→ EXERCISE DIRECTIONS:
Would you repeat the entries below exactly and omit the pictures?
(DATA begins)
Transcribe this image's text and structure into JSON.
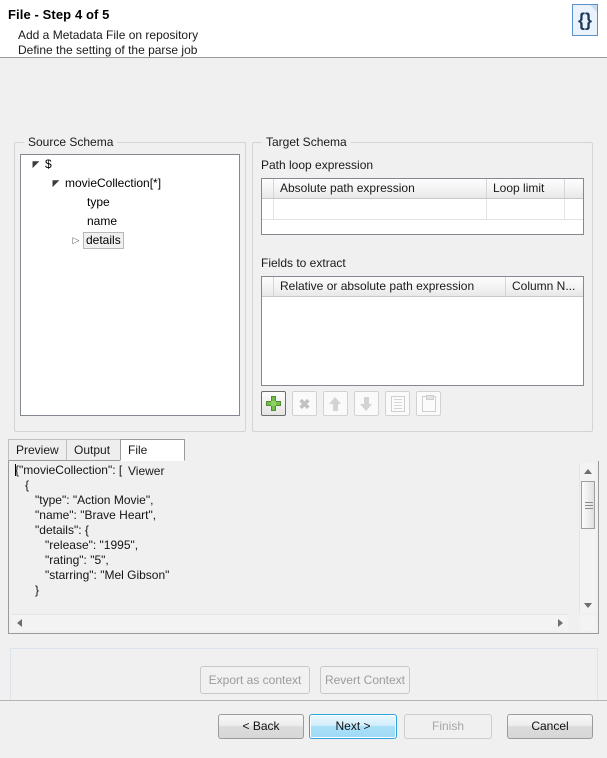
{
  "header": {
    "title_main": "File",
    "title_sep": " - ",
    "title_step": "Step 4 of 5",
    "subtitle_line1": "Add a Metadata File on repository",
    "subtitle_line2": "Define the setting of the parse job",
    "icon": "json-file-icon",
    "icon_glyph": "{}"
  },
  "source_schema": {
    "title": "Source Schema",
    "tree": [
      {
        "label": "$",
        "twisty": "expanded",
        "indent": 0,
        "selected": false
      },
      {
        "label": "movieCollection[*]",
        "twisty": "expanded",
        "indent": 1,
        "selected": false
      },
      {
        "label": "type",
        "twisty": "none",
        "indent": 3,
        "selected": false
      },
      {
        "label": "name",
        "twisty": "none",
        "indent": 3,
        "selected": false
      },
      {
        "label": "details",
        "twisty": "collapsed",
        "indent": 2,
        "selected": true
      }
    ]
  },
  "target_schema": {
    "title": "Target Schema",
    "path_loop": {
      "label": "Path loop expression",
      "columns": [
        "",
        "Absolute path expression",
        "Loop limit",
        ""
      ],
      "rows": [
        [
          "",
          "",
          "",
          ""
        ]
      ]
    },
    "fields_to_extract": {
      "label": "Fields to extract",
      "columns": [
        "",
        "Relative or absolute path expression",
        "Column N...",
        ""
      ],
      "rows": []
    },
    "toolbar": [
      {
        "name": "add-button",
        "icon": "plus-icon",
        "enabled": true
      },
      {
        "name": "delete-button",
        "icon": "close-x-icon",
        "enabled": false
      },
      {
        "name": "move-up-button",
        "icon": "arrow-up-icon",
        "enabled": false
      },
      {
        "name": "move-down-button",
        "icon": "arrow-down-icon",
        "enabled": false
      },
      {
        "name": "copy-button",
        "icon": "copy-icon",
        "enabled": false
      },
      {
        "name": "paste-button",
        "icon": "paste-icon",
        "enabled": false
      }
    ]
  },
  "viewer": {
    "tabs": [
      {
        "label": "Preview",
        "active": false
      },
      {
        "label": "Output",
        "active": false
      },
      {
        "label": "File Viewer",
        "active": true
      }
    ],
    "code_lines": [
      "{\"movieCollection\": [",
      "   {",
      "      \"type\": \"Action Movie\",",
      "      \"name\": \"Brave Heart\",",
      "      \"details\": {",
      "         \"release\": \"1995\",",
      "         \"rating\": \"5\",",
      "         \"starring\": \"Mel Gibson\"",
      "      }"
    ]
  },
  "context_actions": {
    "export_label": "Export as context",
    "revert_label": "Revert Context"
  },
  "footer": {
    "back_label": "< Back",
    "next_label": "Next >",
    "finish_label": "Finish",
    "cancel_label": "Cancel"
  },
  "colors": {
    "accent": "#2fa4d8",
    "panel_bg": "#f0f0f0",
    "plus_green": "#74bd4a"
  }
}
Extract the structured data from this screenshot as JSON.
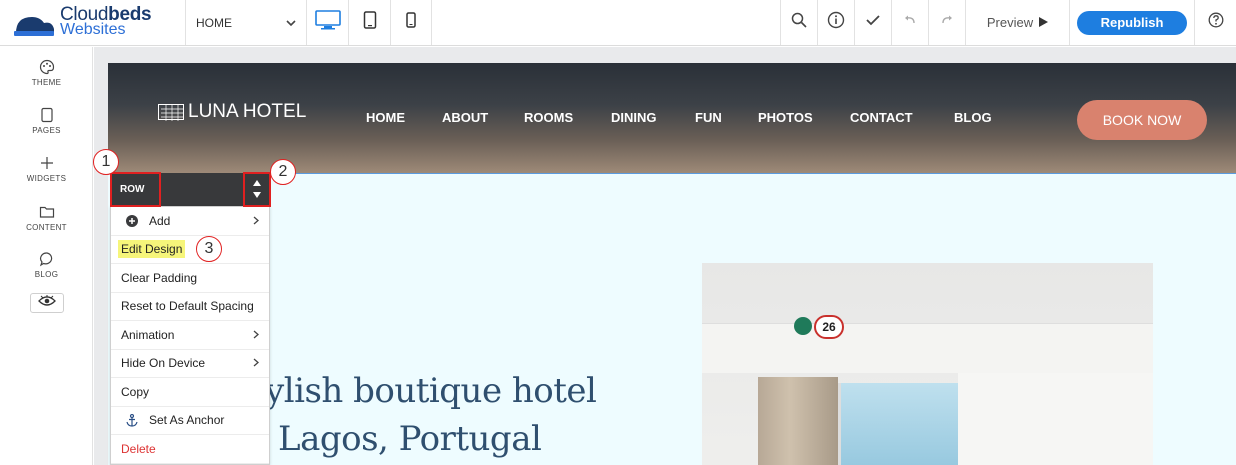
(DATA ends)
→ EXERCISE RESULT:
Transcribe this image's text and structure into JSON.
{
  "header": {
    "title_main": "File",
    "title_sep": " - ",
    "title_step": "Step 4 of 5",
    "subtitle_line1": "Add a Metadata File on repository",
    "subtitle_line2": "Define the setting of the parse job",
    "icon": "json-file-icon",
    "icon_glyph": "{}"
  },
  "source_schema": {
    "title": "Source Schema",
    "tree": [
      {
        "label": "$",
        "twisty": "expanded",
        "indent": 0,
        "selected": false
      },
      {
        "label": "movieCollection[*]",
        "twisty": "expanded",
        "indent": 1,
        "selected": false
      },
      {
        "label": "type",
        "twisty": "none",
        "indent": 3,
        "selected": false
      },
      {
        "label": "name",
        "twisty": "none",
        "indent": 3,
        "selected": false
      },
      {
        "label": "details",
        "twisty": "collapsed",
        "indent": 2,
        "selected": true
      }
    ]
  },
  "target_schema": {
    "title": "Target Schema",
    "path_loop": {
      "label": "Path loop expression",
      "columns": [
        "",
        "Absolute path expression",
        "Loop limit",
        ""
      ],
      "rows": [
        [
          "",
          "",
          "",
          ""
        ]
      ]
    },
    "fields_to_extract": {
      "label": "Fields to extract",
      "columns": [
        "",
        "Relative or absolute path expression",
        "Column N...",
        ""
      ],
      "rows": []
    },
    "toolbar": [
      {
        "name": "add-button",
        "icon": "plus-icon",
        "enabled": true
      },
      {
        "name": "delete-button",
        "icon": "close-x-icon",
        "enabled": false
      },
      {
        "name": "move-up-button",
        "icon": "arrow-up-icon",
        "enabled": false
      },
      {
        "name": "move-down-button",
        "icon": "arrow-down-icon",
        "enabled": false
      },
      {
        "name": "copy-button",
        "icon": "copy-icon",
        "enabled": false
      },
      {
        "name": "paste-button",
        "icon": "paste-icon",
        "enabled": false
      }
    ]
  },
  "viewer": {
    "tabs": [
      {
        "label": "Preview",
        "active": false
      },
      {
        "label": "Output",
        "active": false
      },
      {
        "label": "File Viewer",
        "active": true
      }
    ],
    "code_lines": [
      "{\"movieCollection\": [",
      "   {",
      "      \"type\": \"Action Movie\",",
      "      \"name\": \"Brave Heart\",",
      "      \"details\": {",
      "         \"release\": \"1995\",",
      "         \"rating\": \"5\",",
      "         \"starring\": \"Mel Gibson\"",
      "      }"
    ]
  },
  "context_actions": {
    "export_label": "Export as context",
    "revert_label": "Revert Context"
  },
  "footer": {
    "back_label": "< Back",
    "next_label": "Next >",
    "finish_label": "Finish",
    "cancel_label": "Cancel"
  },
  "colors": {
    "accent": "#2fa4d8",
    "panel_bg": "#f0f0f0",
    "plus_green": "#74bd4a"
  }
}
Extract the structured data from this screenshot as JSON.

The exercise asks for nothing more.